* WHAT TO PRODUCE *
Please copy every line below that contains the string "PATRICIA".

========================

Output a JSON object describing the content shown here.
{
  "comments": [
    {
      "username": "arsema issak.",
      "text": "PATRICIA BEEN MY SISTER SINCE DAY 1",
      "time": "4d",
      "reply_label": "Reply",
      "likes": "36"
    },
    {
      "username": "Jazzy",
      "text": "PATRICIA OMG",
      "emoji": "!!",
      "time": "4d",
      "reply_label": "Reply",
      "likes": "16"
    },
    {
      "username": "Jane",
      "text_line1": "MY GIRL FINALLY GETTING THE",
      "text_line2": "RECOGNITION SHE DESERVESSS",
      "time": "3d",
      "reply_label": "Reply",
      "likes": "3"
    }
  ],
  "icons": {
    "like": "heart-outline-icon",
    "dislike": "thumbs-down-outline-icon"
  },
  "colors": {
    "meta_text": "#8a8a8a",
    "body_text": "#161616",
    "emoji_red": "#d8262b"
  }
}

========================

* ANSWER SECTION *
      "text": "PATRICIA BEEN MY SISTER SINCE DAY 1",
      "text": "PATRICIA OMG",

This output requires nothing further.